§ Exercise objective:
Set out each line from the following listing that includes the word "will".

※

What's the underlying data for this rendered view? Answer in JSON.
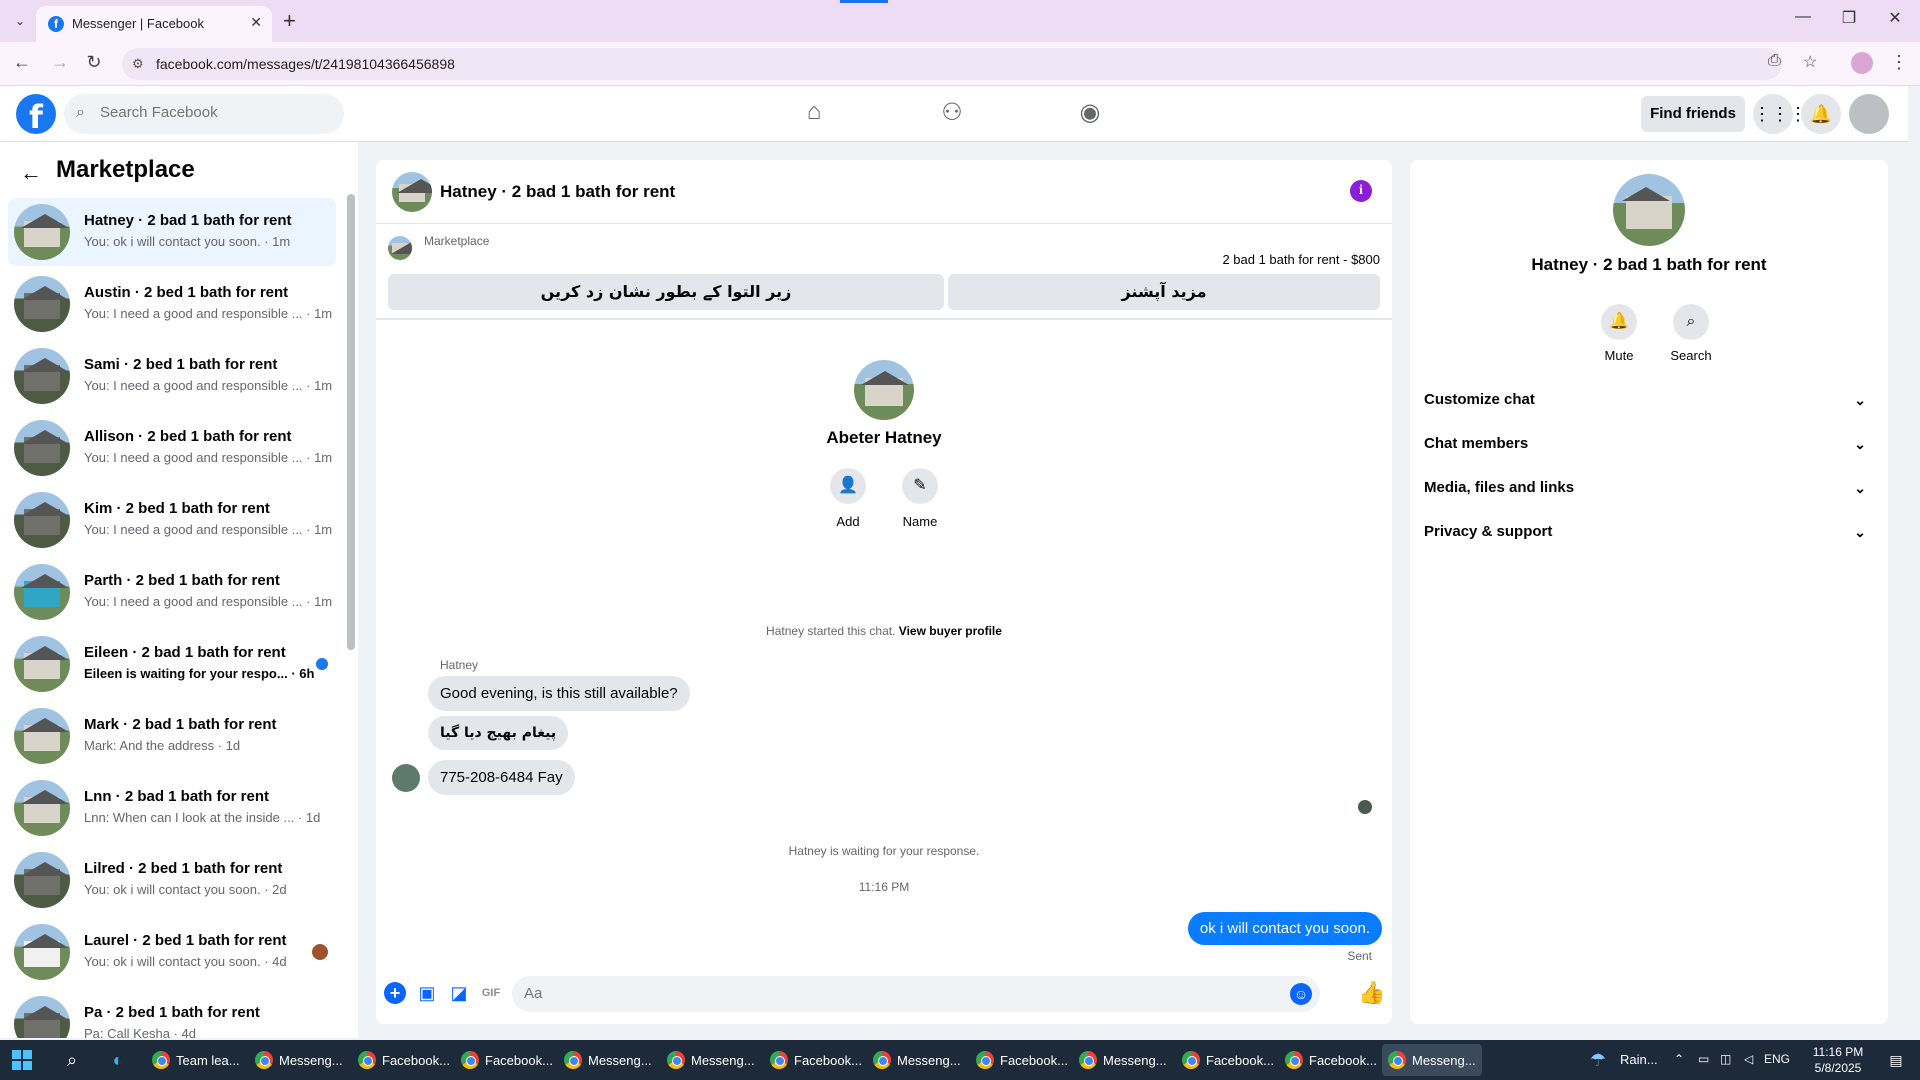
{
  "browser": {
    "tab_title": "Messenger | Facebook",
    "url": "facebook.com/messages/t/24198104366456898",
    "new_tab": "+",
    "minimize": "—",
    "restore": "❐",
    "close": "✕"
  },
  "fb": {
    "logo": "f",
    "search_placeholder": "Search Facebook",
    "find_friends": "Find friends"
  },
  "marketplace": {
    "title": "Marketplace",
    "conversations": [
      {
        "name": "Hatney · 2 bad 1 bath for rent",
        "preview": "You: ok i will contact you soon. · 1m",
        "style": "light"
      },
      {
        "name": "Austin · 2 bed 1 bath for rent",
        "preview": "You: I need a good and responsible ... · 1m",
        "style": "dark"
      },
      {
        "name": "Sami · 2 bed 1 bath for rent",
        "preview": "You: I need a good and responsible ... · 1m",
        "style": "dark"
      },
      {
        "name": "Allison · 2 bed 1 bath for rent",
        "preview": "You: I need a good and responsible ... · 1m",
        "style": "dark"
      },
      {
        "name": "Kim · 2 bed 1 bath for rent",
        "preview": "You: I need a good and responsible ... · 1m",
        "style": "dark"
      },
      {
        "name": "Parth · 2 bed 1 bath for rent",
        "preview": "You: I need a good and responsible ... · 1m",
        "style": "blue"
      },
      {
        "name": "Eileen · 2 bad 1 bath for rent",
        "preview": "Eileen is waiting for your respo... · 6h",
        "style": "light"
      },
      {
        "name": "Mark · 2 bad 1 bath for rent",
        "preview": "Mark: And the address · 1d",
        "style": "light"
      },
      {
        "name": "Lnn · 2 bad 1 bath for rent",
        "preview": "Lnn: When can I look at the inside ... · 1d",
        "style": "light"
      },
      {
        "name": "Lilred · 2 bed 1 bath for rent",
        "preview": "You: ok i will contact you soon. · 2d",
        "style": "dark"
      },
      {
        "name": "Laurel · 2 bed 1 bath for rent",
        "preview": "You: ok i will contact you soon. · 4d",
        "style": "white"
      },
      {
        "name": "Pa · 2 bed 1 bath for rent",
        "preview": "Pa: Call Kesha · 4d",
        "style": "dark"
      }
    ]
  },
  "chat": {
    "title": "Hatney · 2 bad 1 bath for rent",
    "marketplace_label": "Marketplace",
    "listing_price": "2 bad 1 bath for rent - $800",
    "btn_pending": "زیر التوا کے بطور نشان زد کریں",
    "btn_more": "مزید آپشنز",
    "profile_name": "Abeter Hatney",
    "add_label": "Add",
    "name_label": "Name",
    "started_text": "Hatney started this chat.",
    "view_buyer_profile": "View buyer profile",
    "sender": "Hatney",
    "messages": [
      "Good evening, is this still available?",
      "پیغام بھیج دیا گیا",
      "775-208-6484 Fay"
    ],
    "waiting_text": "Hatney is waiting for your response.",
    "time": "11:16 PM",
    "outgoing": "ok i will contact you soon.",
    "sent": "Sent",
    "composer_placeholder": "Aa"
  },
  "details": {
    "title": "Hatney · 2 bad 1 bath for rent",
    "mute": "Mute",
    "search": "Search",
    "sections": [
      "Customize chat",
      "Chat members",
      "Media, files and links",
      "Privacy & support"
    ]
  },
  "taskbar": {
    "apps": [
      {
        "label": "Team lea...",
        "active": false
      },
      {
        "label": "Messeng...",
        "active": false
      },
      {
        "label": "Facebook...",
        "active": false
      },
      {
        "label": "Facebook...",
        "active": false
      },
      {
        "label": "Messeng...",
        "active": false
      },
      {
        "label": "Messeng...",
        "active": false
      },
      {
        "label": "Facebook...",
        "active": false
      },
      {
        "label": "Messeng...",
        "active": false
      },
      {
        "label": "Facebook...",
        "active": false
      },
      {
        "label": "Messeng...",
        "active": false
      },
      {
        "label": "Facebook...",
        "active": false
      },
      {
        "label": "Facebook...",
        "active": false
      },
      {
        "label": "Messeng...",
        "active": true
      }
    ],
    "weather": "Rain...",
    "lang": "ENG",
    "time": "11:16 PM",
    "date": "5/8/2025"
  },
  "colors": {
    "fb_blue": "#1877f2",
    "messenger_blue": "#0a7cff",
    "info_purple": "#8b1fd8"
  }
}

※

§ Output of the task:
        "preview": "You: ok i will contact you soon. · 1m",
        "preview": "You: ok i will contact you soon. · 2d",
        "preview": "You: ok i will contact you soon. · 4d",
    "outgoing": "ok i will contact you soon.",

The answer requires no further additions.